As you train your dog, remember to be patient and take breaks whenever you need to. Your dog might not learn as quickly as a “normal” dog, but they’ll learn just about anything if you keep at it. Talk to your vet about different treatments if your dog doesn’t seem to be responding to anything. Some dogs need to try a few different treatments before they find the right regimen.
People often mistake their dog’s energy for ADHD. True ADHD is uncommon in dogs, so talk to your vet before you start thinking about treatment. If your dog has ADHD, medications like Ritalin and extra training can eliminate a lot of stress for you and your pet. Your dog’s struggles don’t mean that they’re a bad dog–and likewise, they don’t mean that you’re a bad owner. Some pets just need a little extra help to become the dog that you know they can be.
Frequently Asked Questions
How do you treat a dog with ADHD?
To treat a dog with ADHD, your vet might recommend medication and behavioral activities that could help your dog focus. Before you start treatment, it’s important to know if your dog has ADHD or you simply have an excitable dog. Otherwise, you might give your dog unnecessary medication.
Can you test a dog for ADHD?

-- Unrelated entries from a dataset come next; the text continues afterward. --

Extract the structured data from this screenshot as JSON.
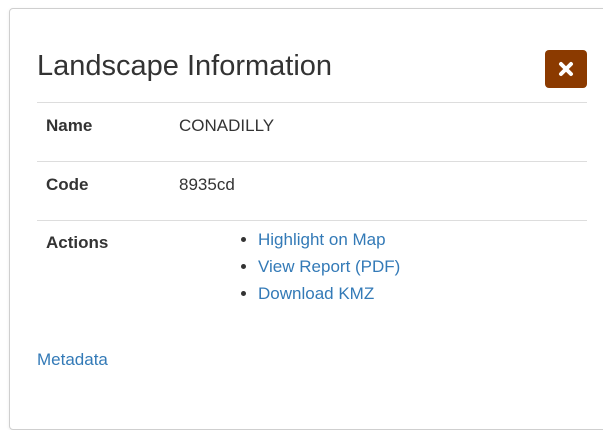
{
  "dialog": {
    "title": "Landscape Information",
    "close_icon": "close-icon",
    "close_color": "#8b3a00"
  },
  "table": {
    "rows": [
      {
        "label": "Name",
        "value": "CONADILLY"
      },
      {
        "label": "Code",
        "value": "8935cd"
      }
    ],
    "actions_label": "Actions",
    "actions": [
      {
        "label": "Highlight on Map"
      },
      {
        "label": "View Report (PDF)"
      },
      {
        "label": "Download KMZ"
      }
    ]
  },
  "footer": {
    "metadata_link": "Metadata"
  },
  "colors": {
    "link": "#337ab7",
    "text": "#333333",
    "divider": "#dddddd"
  }
}
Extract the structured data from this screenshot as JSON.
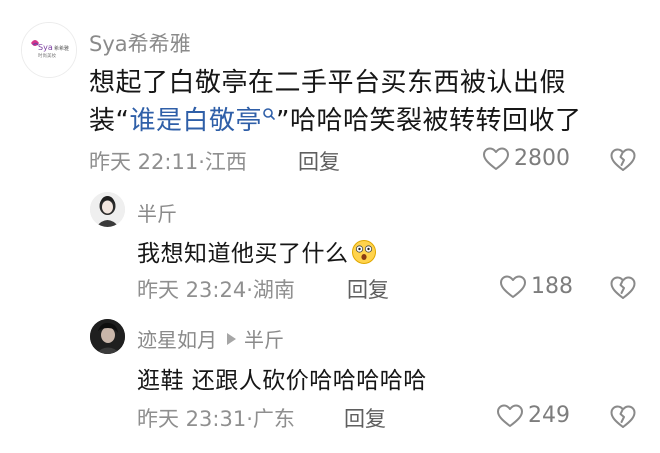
{
  "comments": [
    {
      "author": "Sya希希雅",
      "avatar_text": "Sya",
      "avatar_subtext": "希希雅",
      "avatar_caption": "时尚美妆",
      "text_line1": "想起了白敬亭在二手平台买东西被认出假",
      "text_line2_before": "装“",
      "text_link": "谁是白敬亭",
      "text_line2_after": "”哈哈哈笑裂被转转回收了",
      "meta": "昨天 22:11·江西",
      "reply_label": "回复",
      "likes": "2800"
    },
    {
      "author": "半斤",
      "text": "我想知道他买了什么",
      "meta": "昨天 23:24·湖南",
      "reply_label": "回复",
      "likes": "188"
    },
    {
      "author": "迹星如月",
      "reply_to": "半斤",
      "text": "逛鞋 还跟人砍价哈哈哈哈哈",
      "meta": "昨天 23:31·广东",
      "reply_label": "回复",
      "likes": "249"
    }
  ],
  "colors": {
    "link": "#2f5fa8",
    "muted": "#8f8f8f",
    "text": "#161616",
    "brand_pink": "#d6338a"
  }
}
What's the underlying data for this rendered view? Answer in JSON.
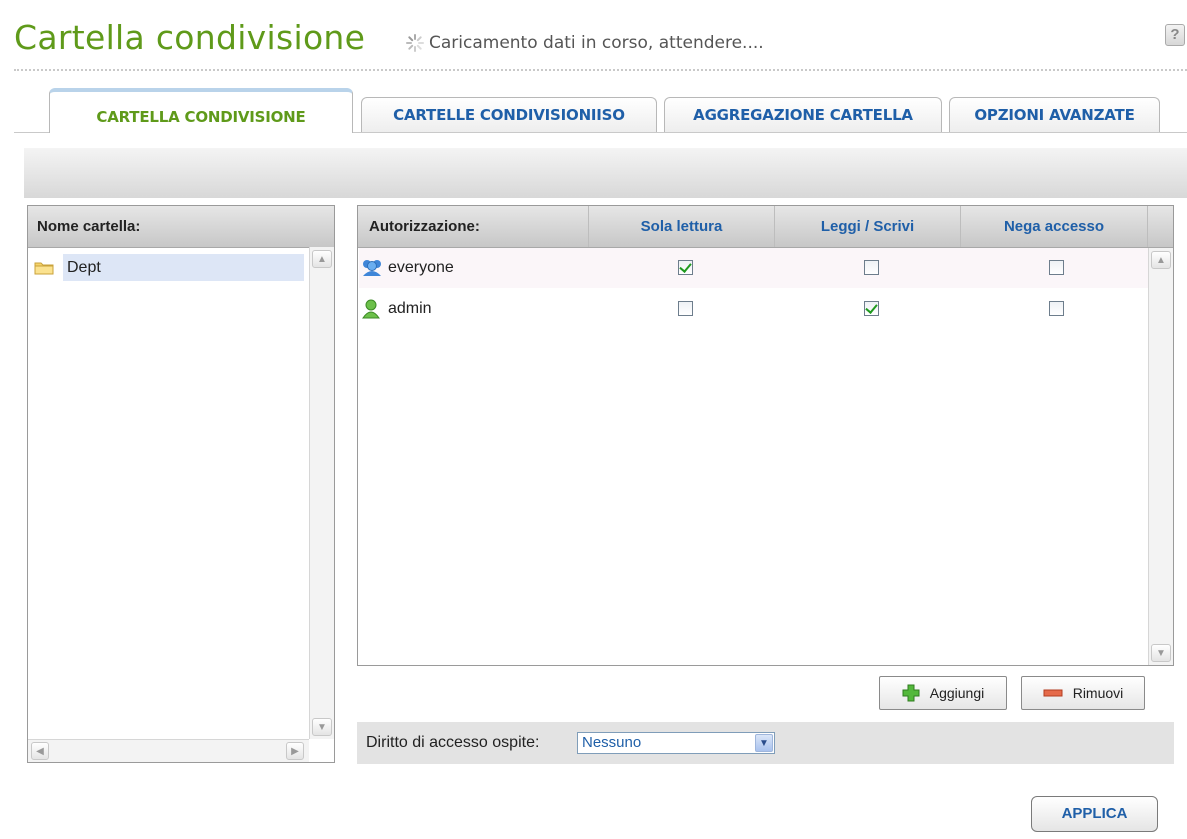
{
  "page": {
    "title": "Cartella condivisione",
    "loading_text": "Caricamento dati in corso, attendere....",
    "help_icon": "?"
  },
  "tabs": [
    {
      "label": "CARTELLA CONDIVISIONE",
      "active": true
    },
    {
      "label": "CARTELLE CONDIVISIONIISO",
      "active": false
    },
    {
      "label": "AGGREGAZIONE CARTELLA",
      "active": false
    },
    {
      "label": "OPZIONI AVANZATE",
      "active": false
    }
  ],
  "folder_panel": {
    "header": "Nome cartella:",
    "folders": [
      {
        "name": "Dept",
        "selected": true,
        "icon": "folder-icon"
      }
    ]
  },
  "permissions": {
    "headers": {
      "authorization": "Autorizzazione:",
      "read_only": "Sola lettura",
      "read_write": "Leggi / Scrivi",
      "deny": "Nega accesso"
    },
    "rows": [
      {
        "name": "everyone",
        "icon": "group-icon",
        "read_only": true,
        "read_write": false,
        "deny": false
      },
      {
        "name": "admin",
        "icon": "user-icon",
        "read_only": false,
        "read_write": true,
        "deny": false
      }
    ],
    "add_label": "Aggiungi",
    "remove_label": "Rimuovi"
  },
  "guest": {
    "label": "Diritto di accesso ospite:",
    "value": "Nessuno"
  },
  "apply_label": "APPLICA",
  "colors": {
    "title_green": "#5f9a1a",
    "link_blue": "#1f5fa8",
    "selection": "#dde6f6"
  }
}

Yes! You can conduct a simple ten-minute test at home to see if your dog has ADHD. Your vet can also give your dog medication and see how they react. If your dog seems to calm down, it might have ADHD.
Can dogs have ADHD or autism?
Dogs can have ADHD, but it’s unknown if they can have autism. Some dogs experience symptoms that are similar to the signs of autism in humans. However, there’s no official test or treatment for canine autism.
Can my dog be autistic?
Officially, there is no autism diagnosis for dogs. Researchers haven’t ruled out the possibility, but it’s unknown if dogs can have autism in the same way as humans. However, some dogs have signs that might point to a similar condition, like repetitive behaviors and strict adherence to routine.